If you thought three bridges were not enough to manage the growth in the Sturgeon Bay and Northern Door tourism industry, you were not alone. Cruise lines are planning to expand offerings in the Great Lakes, particularly Lake Michigan and Lake Superior, in 2019.
A coalition of businesses and local governments announced a campaign Aug. 30 on Mackinac Island to grow the Great Lakes cruise market.
“We’re going to be visiting all five lakes,” Bruce Nierenberg, chair and founder of Miami-based Victory Cruise Lines, told Wisconsin Public Radio. “As a matter of fact, we’re starting a cruise schedule into Lake Superior in 2019 on Victory [the ship] that’s going to feature Thunder Bay and Duluth… We’re going to be going to Wisconsin ports like Sturgeon Bay, Green Bay and Milwaukee.”
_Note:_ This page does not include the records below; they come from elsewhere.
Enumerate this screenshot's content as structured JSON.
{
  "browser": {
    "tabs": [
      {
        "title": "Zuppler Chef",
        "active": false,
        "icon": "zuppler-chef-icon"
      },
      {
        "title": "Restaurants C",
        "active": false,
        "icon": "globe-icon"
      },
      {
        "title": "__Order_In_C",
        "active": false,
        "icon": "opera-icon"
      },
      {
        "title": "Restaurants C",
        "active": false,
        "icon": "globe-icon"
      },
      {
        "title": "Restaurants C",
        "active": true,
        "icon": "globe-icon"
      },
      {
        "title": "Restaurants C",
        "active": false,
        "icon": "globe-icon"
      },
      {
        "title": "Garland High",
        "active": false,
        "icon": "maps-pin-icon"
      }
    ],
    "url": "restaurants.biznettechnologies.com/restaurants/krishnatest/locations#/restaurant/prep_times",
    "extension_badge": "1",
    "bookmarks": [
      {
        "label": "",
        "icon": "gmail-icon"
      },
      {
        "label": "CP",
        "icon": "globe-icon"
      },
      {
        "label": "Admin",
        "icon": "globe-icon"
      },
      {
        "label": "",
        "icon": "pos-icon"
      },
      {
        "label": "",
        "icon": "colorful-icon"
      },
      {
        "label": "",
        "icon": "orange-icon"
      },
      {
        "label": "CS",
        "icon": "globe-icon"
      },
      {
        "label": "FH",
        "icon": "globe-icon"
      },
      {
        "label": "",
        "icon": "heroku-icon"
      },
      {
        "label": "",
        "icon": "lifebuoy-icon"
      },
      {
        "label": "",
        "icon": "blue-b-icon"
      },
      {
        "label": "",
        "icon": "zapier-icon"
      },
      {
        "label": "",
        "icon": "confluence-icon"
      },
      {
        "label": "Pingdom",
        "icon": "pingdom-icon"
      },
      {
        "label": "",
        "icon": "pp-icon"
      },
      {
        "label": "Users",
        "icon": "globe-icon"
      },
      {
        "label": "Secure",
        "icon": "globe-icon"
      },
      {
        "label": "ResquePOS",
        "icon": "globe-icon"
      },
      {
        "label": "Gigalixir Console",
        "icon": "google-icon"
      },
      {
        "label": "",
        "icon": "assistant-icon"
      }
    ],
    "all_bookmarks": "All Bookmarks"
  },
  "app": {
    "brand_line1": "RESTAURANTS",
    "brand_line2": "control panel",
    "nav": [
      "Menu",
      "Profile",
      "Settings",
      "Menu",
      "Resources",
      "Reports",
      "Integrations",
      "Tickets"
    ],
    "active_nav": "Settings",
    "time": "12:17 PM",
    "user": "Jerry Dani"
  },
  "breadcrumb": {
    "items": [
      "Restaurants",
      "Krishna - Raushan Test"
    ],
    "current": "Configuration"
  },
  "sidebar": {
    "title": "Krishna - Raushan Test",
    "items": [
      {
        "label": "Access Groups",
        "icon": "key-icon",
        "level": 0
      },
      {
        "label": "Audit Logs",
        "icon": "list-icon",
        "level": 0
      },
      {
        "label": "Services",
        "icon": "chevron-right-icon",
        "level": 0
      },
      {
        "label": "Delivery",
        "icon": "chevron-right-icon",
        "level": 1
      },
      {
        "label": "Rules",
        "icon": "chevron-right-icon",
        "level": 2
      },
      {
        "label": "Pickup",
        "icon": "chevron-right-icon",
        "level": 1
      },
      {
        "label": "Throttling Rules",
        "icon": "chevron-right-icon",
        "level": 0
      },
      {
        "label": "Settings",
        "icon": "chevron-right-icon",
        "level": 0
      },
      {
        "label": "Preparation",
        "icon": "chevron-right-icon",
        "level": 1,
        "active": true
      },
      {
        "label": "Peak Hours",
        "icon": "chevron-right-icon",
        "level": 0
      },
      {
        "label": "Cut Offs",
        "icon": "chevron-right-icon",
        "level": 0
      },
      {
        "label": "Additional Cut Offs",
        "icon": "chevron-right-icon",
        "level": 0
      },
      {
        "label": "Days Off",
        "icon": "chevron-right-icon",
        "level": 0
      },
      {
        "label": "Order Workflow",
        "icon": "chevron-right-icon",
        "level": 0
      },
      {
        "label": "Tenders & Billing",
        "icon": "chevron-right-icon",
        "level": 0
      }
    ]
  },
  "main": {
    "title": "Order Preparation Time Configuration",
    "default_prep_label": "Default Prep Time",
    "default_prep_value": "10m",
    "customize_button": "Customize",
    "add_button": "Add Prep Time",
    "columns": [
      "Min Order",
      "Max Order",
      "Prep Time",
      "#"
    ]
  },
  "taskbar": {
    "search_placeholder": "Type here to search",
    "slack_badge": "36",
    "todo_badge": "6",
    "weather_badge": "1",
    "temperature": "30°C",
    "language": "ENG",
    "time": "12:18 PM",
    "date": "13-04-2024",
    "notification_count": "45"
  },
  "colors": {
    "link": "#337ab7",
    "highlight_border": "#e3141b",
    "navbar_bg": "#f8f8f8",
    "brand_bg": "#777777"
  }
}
Sturgeon Bay welcomed a ship from Blount Small Ship Adventures this August, but Pam Seiler, executive director of the Sturgeon Bay Visitor Center, said there is a big opportunity for growth in that market.
“Any time we can get a group of visitors in here that are unfamiliar with the area, with Sturgeon Bay and Door County, the more the better,” Seiler said.
The vessels, which are much smaller than the traditional ocean-bound cruise ships, are able to dock on the east side of the canal at Graham Park, which was remediated from a shipyard to a park in the early 2000s.
“That was developed with those thoughts in mind,” Seiler said. “If there were cruise ships available, that would be the perfect docking space for them.”
It appears cruise lines are taking advantage of the space, with trips planned in 2019 and more coming in 2020.
Victory Cruise Lines markets itself toward the older generation of travelers with no kids and beer, wine and cocktails available, at prices around $6,000 for nine nights.
“Even if they’re here for a few hours that’s plenty of time to go on a tour, grab a paddleboard, shop the streets,” Seiler said.
While the Grande Mariner from Blount Small Ship Adventures had a capacity for just 83 people, Victory Cruise Line ships have a 200-person capacity.
The ships typically only stop in a port for the day, so local lodging operators are unlikely to see a big boost from cruise ship arrivals, but Seiler said this could be the beginning of multi-day stops in Door County.